We are very fortunate in Las Vegas to have a wide array of fine dining restaurants to choose from, whenever we want to go out for a special occasion meal. It seems that every great chef from Guy Savoy to Charlie Trotter has opened up at least one establishment here. They are usually located on the strip, and they are always an investment.
The challenge with the Las Vegas food scene is that, despite all of the wonderful steakhouses, gourmet rooms, and tasting menus, there are very few great quality casual dining options. This is a town in love with (and overflowing with) franchises and chains. Have a craving for a Bloomin' Onion at the Outback? It's just down the road. Looking for a Quizno's, Subway, or Cold Stone? Pick a direction, and you'll reach one eventually. What we really need here are more of those great hole-in-the-wall, locally owned and operated, mom-and-pop places; the kind that you can go to over and over again because you know that you will be served great food, and the staff will greet you by name.
So far, we have only found a handful of these hidden gems. One of them, Table 34, we dine at so often that we are probably nearing stalker status. Let's put it this way: We were asked by our usual server, Rich, if we wanted to be part of the waitstaff's NCAA pool for this year's Final Four Tournament. The food is always great, and the atmosphere is relaxed, and that combination is perfect after a long work week. Another favorite find is Crazy Pita, a small Mediterranean restaurant, which serves some of the most flavorful chicken kabobs and couscous that I have ever tasted. I have not once been at Crazy Pita when the owner, Mehdi, was not there too. He runs a tight ship, which is reflected in the quality of his craveable cuisine and operational efficiency.
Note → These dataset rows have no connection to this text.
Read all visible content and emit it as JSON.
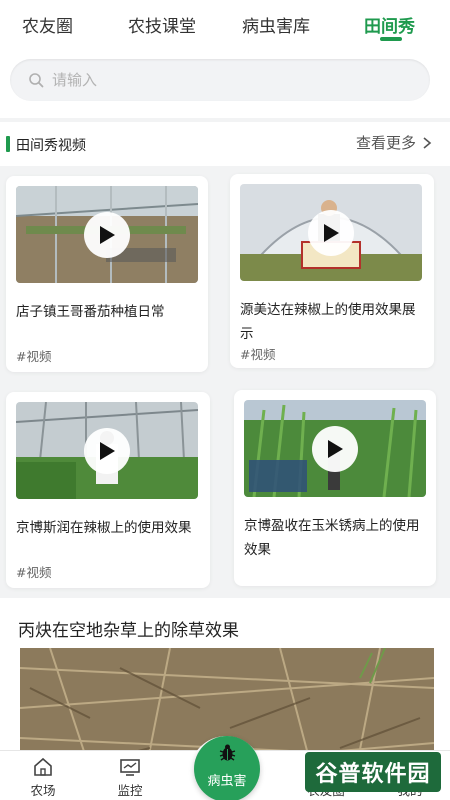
{
  "top_tabs": [
    {
      "label": "农友圈",
      "active": false
    },
    {
      "label": "农技课堂",
      "active": false
    },
    {
      "label": "病虫害库",
      "active": false
    },
    {
      "label": "田间秀",
      "active": true
    }
  ],
  "search": {
    "placeholder": "请输入",
    "value": ""
  },
  "section": {
    "title": "田间秀视频",
    "more_label": "查看更多"
  },
  "videos": [
    {
      "title": "店子镇王哥番茄种植日常",
      "tag": "#视频"
    },
    {
      "title": "源美达在辣椒上的使用效果展示",
      "tag": "#视频"
    },
    {
      "title": "京博斯润在辣椒上的使用效果",
      "tag": "#视频"
    },
    {
      "title": "京博盈收在玉米锈病上的使用效果",
      "tag": ""
    }
  ],
  "article": {
    "title": "丙炔在空地杂草上的除草效果"
  },
  "bottom_nav": [
    {
      "label": "农场",
      "icon": "home-icon"
    },
    {
      "label": "监控",
      "icon": "monitor-icon"
    },
    {
      "label": "病虫害",
      "icon": "bug-icon"
    },
    {
      "label": "农友圈",
      "icon": "community-icon"
    },
    {
      "label": "我的",
      "icon": "user-icon"
    }
  ],
  "watermark": {
    "text": "谷普软件园"
  },
  "colors": {
    "accent": "#1f9a4e",
    "center_button": "#27a05a"
  }
}
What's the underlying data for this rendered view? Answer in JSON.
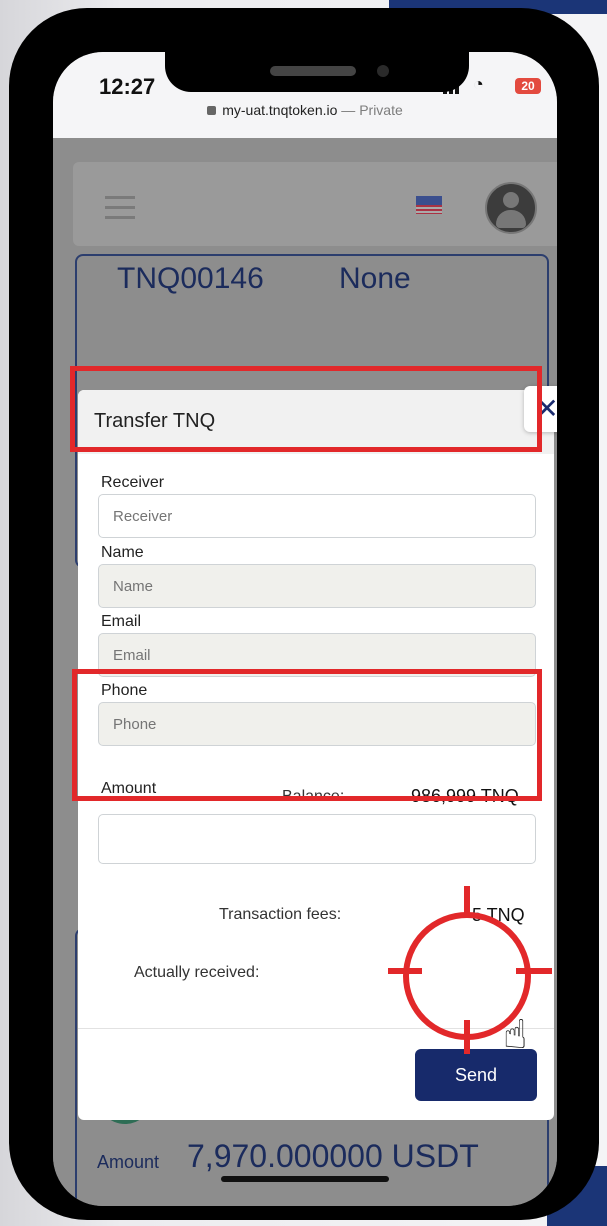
{
  "status": {
    "time": "12:27",
    "battery": "20"
  },
  "browser": {
    "url": "my-uat.tnqtoken.io",
    "sep": " — ",
    "private": "Private"
  },
  "background": {
    "code": "TNQ00146",
    "status": "None",
    "amount_label": "Amount",
    "amount_value": "7,970.000000 USDT"
  },
  "modal": {
    "title": "Transfer TNQ",
    "close_icon": "close-icon",
    "receiver": {
      "label": "Receiver",
      "placeholder": "Receiver"
    },
    "name": {
      "label": "Name",
      "placeholder": "Name"
    },
    "email": {
      "label": "Email",
      "placeholder": "Email"
    },
    "phone": {
      "label": "Phone",
      "placeholder": "Phone"
    },
    "amount": {
      "label": "Amount",
      "value": "",
      "balance_label": "Balance:",
      "balance_value": "986,999 TNQ"
    },
    "fees": {
      "label": "Transaction fees:",
      "value": "5 TNQ"
    },
    "received": {
      "label": "Actually received:"
    },
    "send_label": "Send"
  },
  "colors": {
    "accent": "#172a6b",
    "highlight": "#e2282a",
    "corner": "#1b3577"
  },
  "icons": [
    "hamburger-icon",
    "us-flag-icon",
    "avatar-icon",
    "close-icon",
    "tether-icon",
    "qr-icon",
    "send-icon",
    "chat-icon",
    "hand-pointer-icon",
    "crosshair-icon"
  ]
}
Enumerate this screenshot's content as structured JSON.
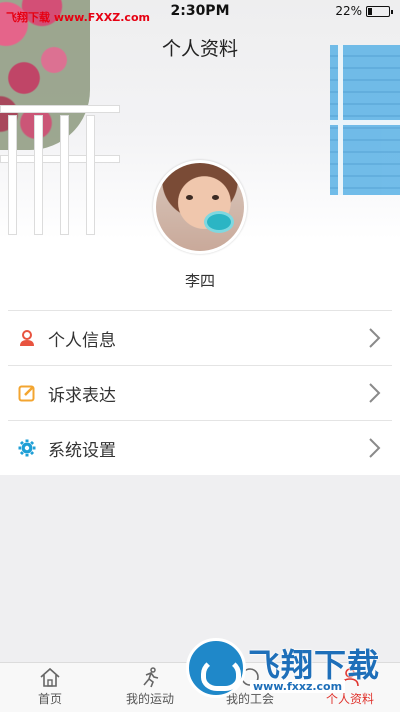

My only complaint is that we need to travel about 15 minutes to get there.
No matter how much I am craving a Crazy Pita Marinated Chicken Skewer Platter with a side of hummus, sometimes I just don't want to make the trip. So, I decided to attempt to come up with my own similar marinade. While this is definitely not the same caliber as Mehdi's masterpiece, it does have some similarities, and it is enough to keep me satisfied until my next Crazy Pita run. Here are a few tips for making this healthy, flavorful, and moist main dish:
- If you can, marinate the chicken overnight, or for at least eight hours. The extended marinating time is important for tenderizing the chicken and for keeping it juicy throughout the grilling process.
- Garam masala is a traditional Indian spice mixture with many variations. It usually contains cinnamon, cardamom, garlic, ginger, chili, and cloves. If you don't have any on hand, then add about ¼ teaspoon of the included spices in order to achieve a similar flavor profile. Garam masala has become popular enough that most major spice companies now offer it, and you should be able to find some in your local grocery store.
- This chicken is great on its own, served over a bed of baby spinach or with a side of couscous, but it also makes a wonderful grilled chicken sandwich, topped with some caramelized onions, mixed greens, and the seasoned yogurt sauce.
- This recipe would also work well with chicken thighs, shrimp, beef, lamb, and firm cuts of fish. You can also make it into kabobs.
4 teaspoons sweet paprika
2 teaspoons ground cumin, divided
2 teaspoons ground coriander, divided
2 teaspoons garam masala
1 teaspoon ground turmeric
1 teaspoon cayenne
2 cups chopped red onion
½ cup chopped peeled fresh ginger
2 teaspoons chopped seeded jalapeno
8 cloves garlic, crushed
2 ½ cups plain lowfat yogurt, divided
¼ cup lemon juice, divided
2 teaspoons salt, divided
4 boneless, skinless chicken breasts
Heat the oil in a small skillet over medium high heat. Add the paprika, 1 ½ teaspoons cumin, 1 ½ teaspoons coriander, garam masala, turmeric, and cayenne to the pan; cook for 2 minutes or until fragrant, stirring constantly. Remove from the pan and cool.
Place the onion, ginger, jalapeno, and garlic in the bowl of a food processor and process until smooth. Add the spice mixture, ½ cup of the yogurt, 2 tablespoons lemon juice, and 1 ½ teaspoons salt to the onion mixture; process until smooth. Transfer the mixture to a large zip-top bag, add the chicken to the bag, seal, and toss to coat. Marinate in the refrigerator for at least 8 hours or overnight, turning occasionally.
Preheat the grill.
Combine the remaining 2 cups yogurt, 2 tablespoons juice, ½ teaspoon cumin, ½ teaspoon coriander, and ½ teaspoon salt in a bowl and mix well. Cover and chill.
Remove the chicken from the bag and discard the marinade. Grill the chicken about 7 minutes on each side, or until cooked through. Serve with the yogurt mixture.
Jill - GlossyVeneer
Darn! Both of those restaurants are on the other side of town from me!
It is rather strange though, when you read the polls for the "Best of", the locals often pick chain restaurants as the best in many categories. Kind of sad.